Study: By 2050, Muslims will nearly equal the number of Christians

Muslim worshippers pray in the prayer hall of the Polder Mosque in Amsterdam, Netherlands, in this Feb. 18, 2010 file photo. (AP)

Islam will be the world’s fastest growing religion over the next four decades, meaning the number of Muslims will nearly equal the number of Christians around the world, according to a new study.

A recent report by the Pew Research Center predicted that Muslims will nearly double their numbers in Europe to make up 10 percent of the continent’s overall population by 2050. Muslims made up 6 percent of Europe’s population (43 million people) as of 2010.

Christianity is by far the world’s largest religion with an estimated 2.2 billion adherents, nearly 31 percent of earth’s 6.9 billion people, as of 2010. Islam was second, with 1.6 billion adherents, making up 23 percent of the global population.

But if the current demographic trends persist, noted the report, by 2050, the world will witness a near parity between Muslims, who are projected to increase by 73 percent to reach 2.8 billion adherents, or 30 percent; and Christians, whose numbers will also rise to make up 31 percent or 2.9 billion adherents.

This possible parity will be a first in history; until 2070 anyway, when the number of Muslims worldwide is predicted to eventually exceed the number of Christians.

Indonesia will no longer be the country with the biggest Muslim population; it is going to be India, said the report.

In North America, while representing only a tiny fraction of the American population, Islam will rapidly grow to become the second-largest religion in the Unites States, at 2.1 percent of the population by 2050, surpassing Judaism.

And while still the dominant religious group, the number of Christians in the United States will decline from more than three-quarters (77 percent) of the population in 2010, to two-thirds (66 percent) in 2050.

The decline in the number of Christians in North America will correlate with the increase in the number of atheists, agnostics and other religiously-unaffiliated people in the U.S. and France.

The world’s “religious profile” is rapidly changing primarily by “differences in fertility rates and the size of youth populations among the world’s major religions, as well as by people switching faiths,” according to the report.

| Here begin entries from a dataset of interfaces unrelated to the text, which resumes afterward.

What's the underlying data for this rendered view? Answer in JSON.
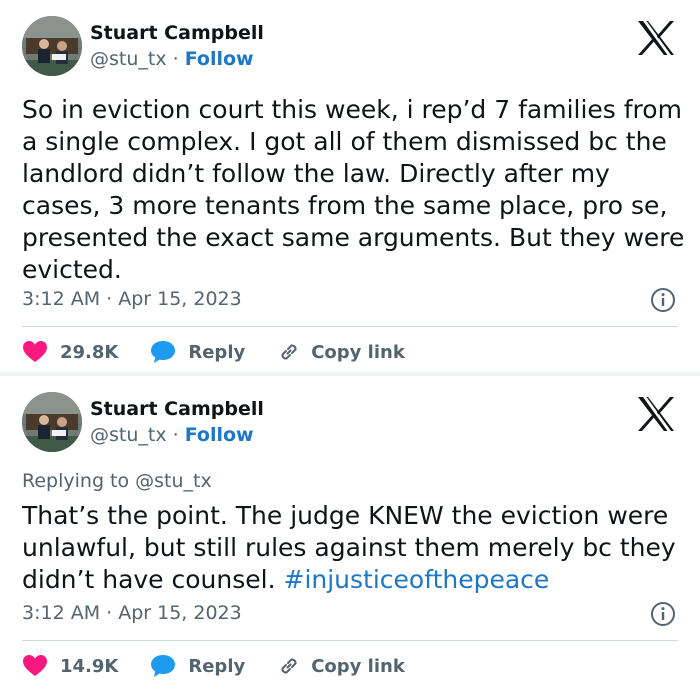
{
  "colors": {
    "text": "#0f1419",
    "secondary": "#536471",
    "link": "#1d77c9",
    "heart": "#f91880",
    "reply": "#1d9bf0",
    "divider": "#cfd9de"
  },
  "icons": [
    "x-logo-icon",
    "info-icon",
    "heart-icon",
    "reply-bubble-icon",
    "link-chain-icon"
  ],
  "tweets": [
    {
      "author": {
        "name": "Stuart Campbell",
        "handle": "@stu_tx",
        "separator": " · ",
        "follow_label": "Follow"
      },
      "text": "So in eviction court this week, i rep’d 7 families from a single complex. I got all of them dismissed bc the landlord didn’t follow the law. Directly after my cases, 3 more tenants from the same place, pro se, presented the exact same arguments. But they were evicted.",
      "timestamp": "3:12 AM · Apr 15, 2023",
      "actions": {
        "likes": "29.8K",
        "reply_label": "Reply",
        "copy_label": "Copy link"
      }
    },
    {
      "author": {
        "name": "Stuart Campbell",
        "handle": "@stu_tx",
        "separator": " · ",
        "follow_label": "Follow"
      },
      "replying_to": "Replying to @stu_tx",
      "text_plain": "That’s the point. The judge KNEW the eviction were unlawful, but still rules against them merely bc they didn’t have counsel. ",
      "hashtag": "#injusticeofthepeace",
      "timestamp": "3:12 AM · Apr 15, 2023",
      "actions": {
        "likes": "14.9K",
        "reply_label": "Reply",
        "copy_label": "Copy link"
      }
    }
  ]
}
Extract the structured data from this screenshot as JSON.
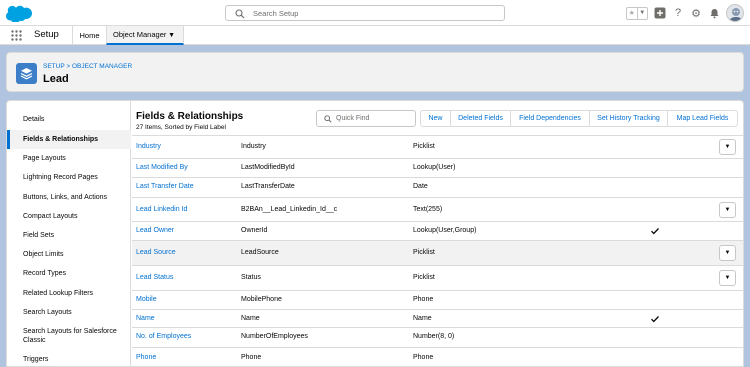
{
  "header": {
    "search_placeholder": "Search Setup",
    "icons": [
      "salesforce-cloud-logo",
      "star-icon",
      "add-icon",
      "help-icon",
      "gear-icon",
      "bell-icon",
      "user-avatar"
    ]
  },
  "nav": {
    "app_name": "Setup",
    "tabs": [
      {
        "label": "Home"
      },
      {
        "label": "Object Manager",
        "active": true
      }
    ]
  },
  "page_header": {
    "breadcrumb": "SETUP > OBJECT MANAGER",
    "title": "Lead"
  },
  "sidebar": {
    "items": [
      {
        "label": "Details"
      },
      {
        "label": "Fields & Relationships",
        "active": true
      },
      {
        "label": "Page Layouts"
      },
      {
        "label": "Lightning Record Pages"
      },
      {
        "label": "Buttons, Links, and Actions"
      },
      {
        "label": "Compact Layouts"
      },
      {
        "label": "Field Sets"
      },
      {
        "label": "Object Limits"
      },
      {
        "label": "Record Types"
      },
      {
        "label": "Related Lookup Filters"
      },
      {
        "label": "Search Layouts"
      },
      {
        "label": "Search Layouts for Salesforce Classic"
      },
      {
        "label": "Triggers"
      }
    ]
  },
  "content": {
    "title": "Fields & Relationships",
    "subtitle": "27 Items, Sorted by Field Label",
    "quick_find_placeholder": "Quick Find",
    "buttons": [
      "New",
      "Deleted Fields",
      "Field Dependencies",
      "Set History Tracking",
      "Map Lead Fields"
    ],
    "rows": [
      {
        "label": "Industry",
        "api": "Industry",
        "type": "Picklist",
        "indexed": false,
        "dropdown": true
      },
      {
        "label": "Last Modified By",
        "api": "LastModifiedById",
        "type": "Lookup(User)",
        "indexed": false,
        "dropdown": false
      },
      {
        "label": "Last Transfer Date",
        "api": "LastTransferDate",
        "type": "Date",
        "indexed": false,
        "dropdown": false
      },
      {
        "label": "Lead Linkedin Id",
        "api": "B2BAn__Lead_Linkedin_Id__c",
        "type": "Text(255)",
        "indexed": false,
        "dropdown": true
      },
      {
        "label": "Lead Owner",
        "api": "OwnerId",
        "type": "Lookup(User,Group)",
        "indexed": true,
        "dropdown": false
      },
      {
        "label": "Lead Source",
        "api": "LeadSource",
        "type": "Picklist",
        "indexed": false,
        "dropdown": true,
        "highlight": true
      },
      {
        "label": "Lead Status",
        "api": "Status",
        "type": "Picklist",
        "indexed": false,
        "dropdown": true
      },
      {
        "label": "Mobile",
        "api": "MobilePhone",
        "type": "Phone",
        "indexed": false,
        "dropdown": false
      },
      {
        "label": "Name",
        "api": "Name",
        "type": "Name",
        "indexed": true,
        "dropdown": false
      },
      {
        "label": "No. of Employees",
        "api": "NumberOfEmployees",
        "type": "Number(8, 0)",
        "indexed": false,
        "dropdown": false
      },
      {
        "label": "Phone",
        "api": "Phone",
        "type": "Phone",
        "indexed": false,
        "dropdown": false
      }
    ]
  },
  "colors": {
    "brand_blue": "#0070d2",
    "background": "#b0c4df",
    "object_icon": "#3c7fc8",
    "border": "#dddbda"
  }
}
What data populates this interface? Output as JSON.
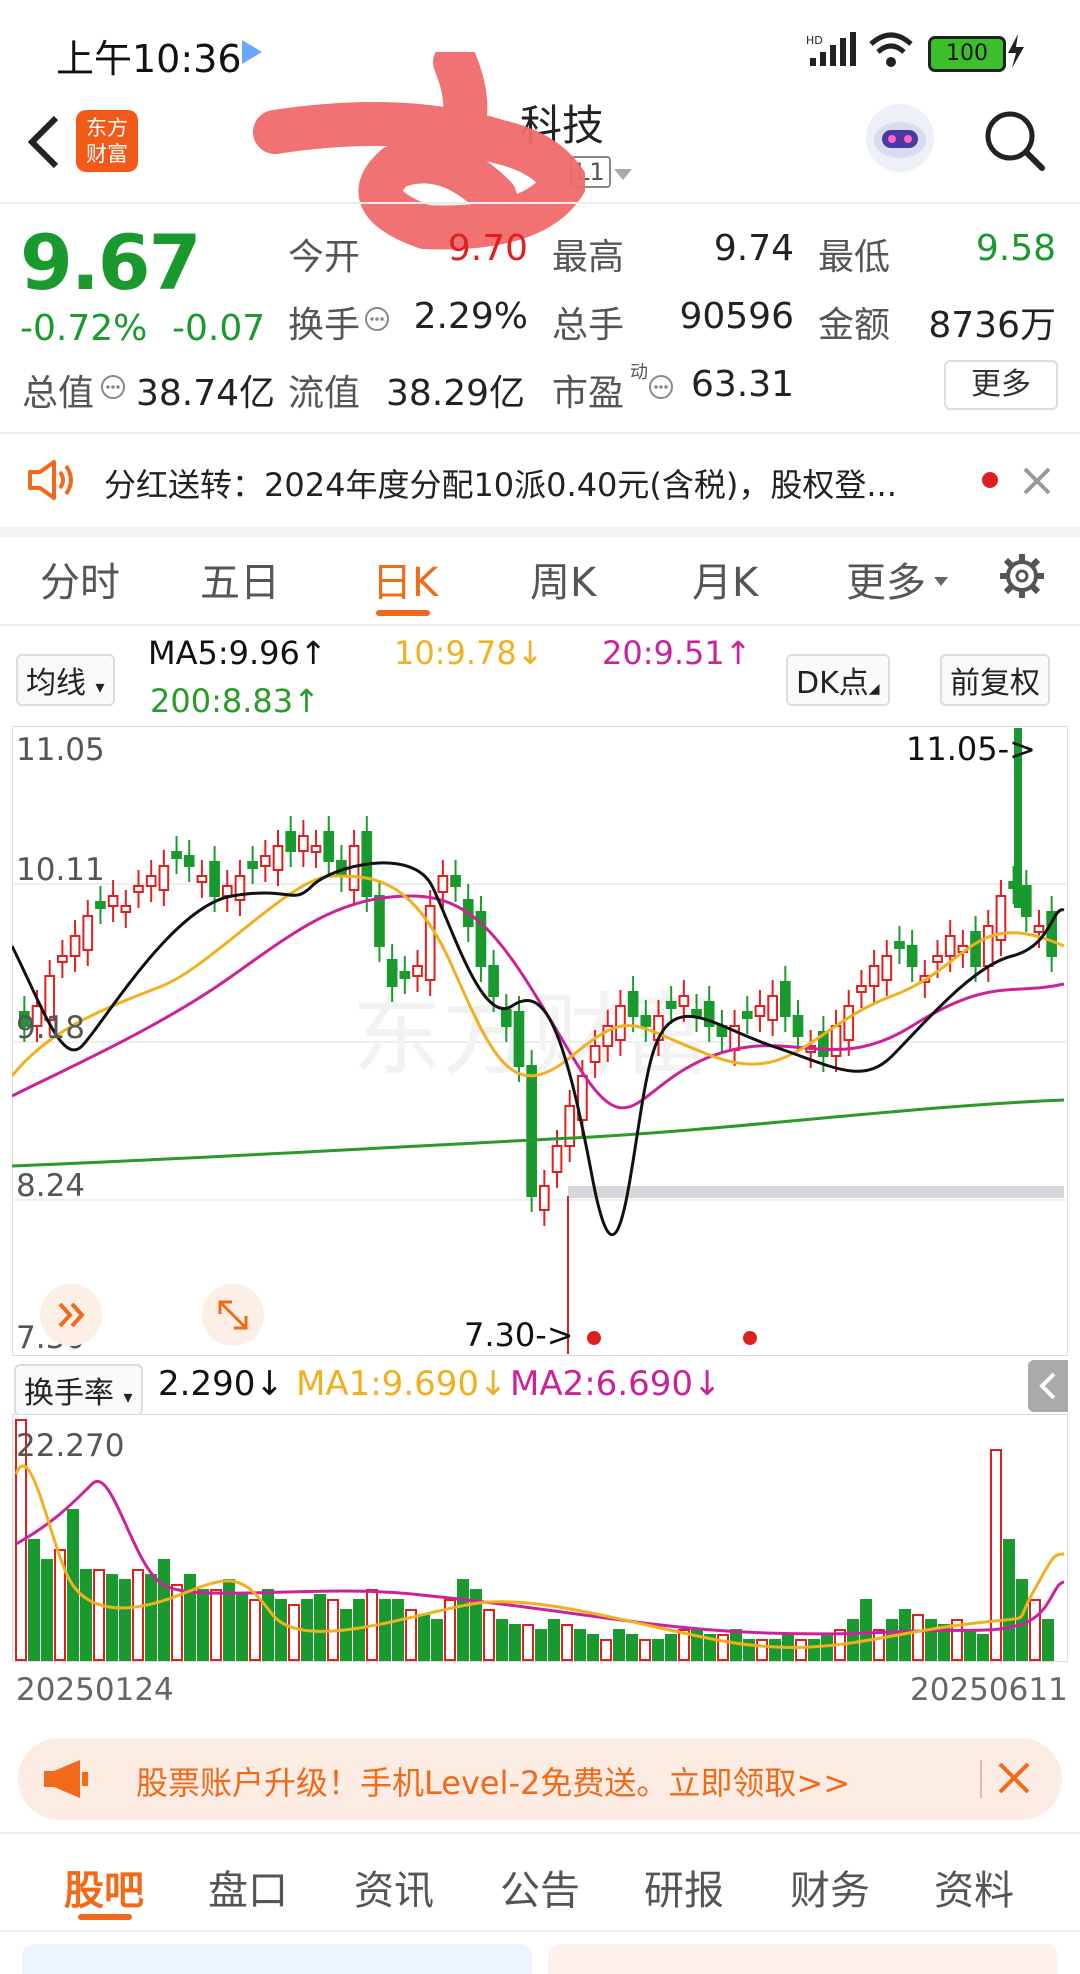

Sub-Saharan Africa is projected to experience the fastest overall growth due to high fertility, rising from 12 percent of the global population in 2012 to about 20 percent in 2050.
Despite the multiples figures and analysis, the report warned that there are many variables, such as natural disasters, mass migrations, wars, revolutions etc, that could make dramatic differences between its projections and how the world could actually turn out.

Last Update: Wednesday, 20 May 2020 KSA 09:44 - GMT 06:44